9781408855652HARRY POTTER AND THE PHILOSOPHER’S STONE by J.K. Rowling – I’ve reread Prisoner of Azkaban and Goblet of Fire fairly recently, and I’m listening to Order of the Phoenix at the moment, but I haven’t read this book for at least six or seven years. It’s markedly less complex as the later books, so I expected to be bored, but it’s charming and supremely readable. The series develops in maturity so organically along with Harry, one of the iconic protagonists of children’s literature. I got quite upset about his treatment at the hands of the Dursleys, which is a little ridiculous because in this book at least, they are so cartoonishly awful. The level of abuse is parodic, but having grown up alongside him, Harry is just psychologically and emotionally very real to me. Other stray thoughts: It’s striking how little Dumbledore features in this book. Hermione’s character development is rapid – perhaps too rapid – and as always when I read these books, I wonder how different everything would be if she had a female friend. There’s a weird recurring anti-library motif: Harry doesn’t get post, not even rude letters from the library asking him to return books, Madam Pince is not at all helpful, Ollivander’s is like a strict sort of library… ALSO sending 11 year olds into the Forbidden Forest for detention will never not be a bad idea, McGonagall’s the boss, the Norbert subplot is pointless, and there’s way too much aimless wandering the castle at night.
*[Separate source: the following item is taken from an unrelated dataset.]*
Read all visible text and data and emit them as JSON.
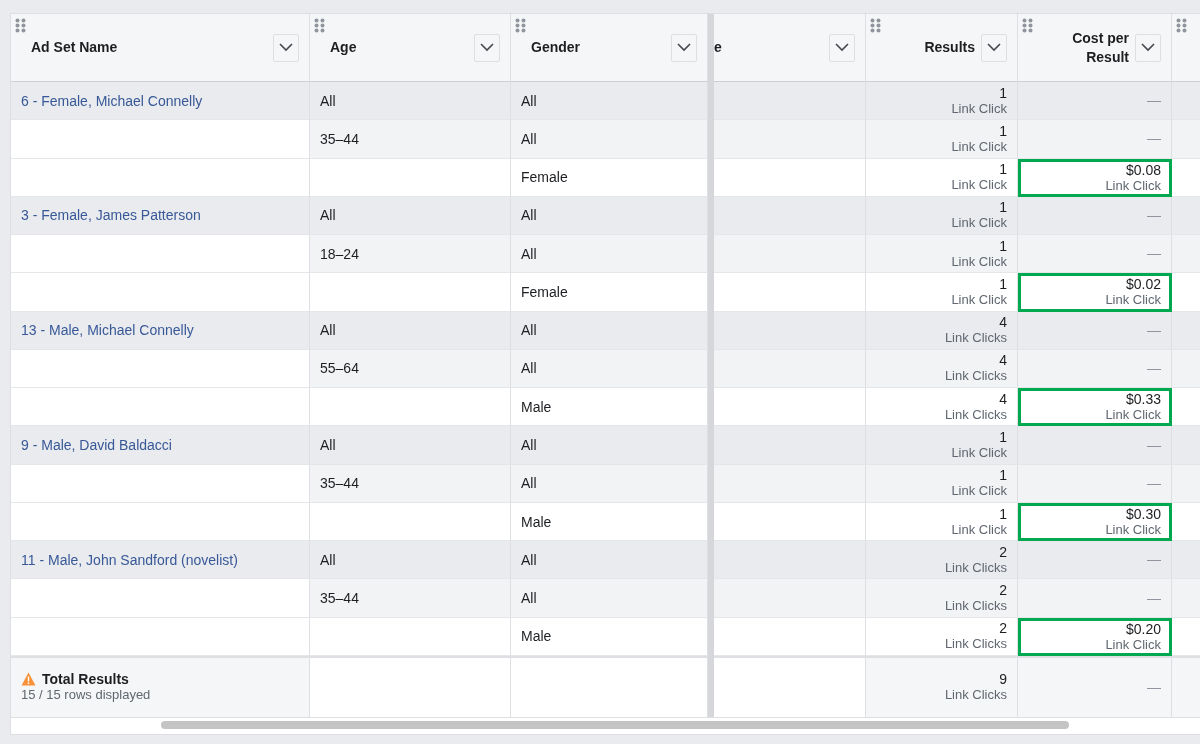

Overall though, I adore these characters, this world, and this book.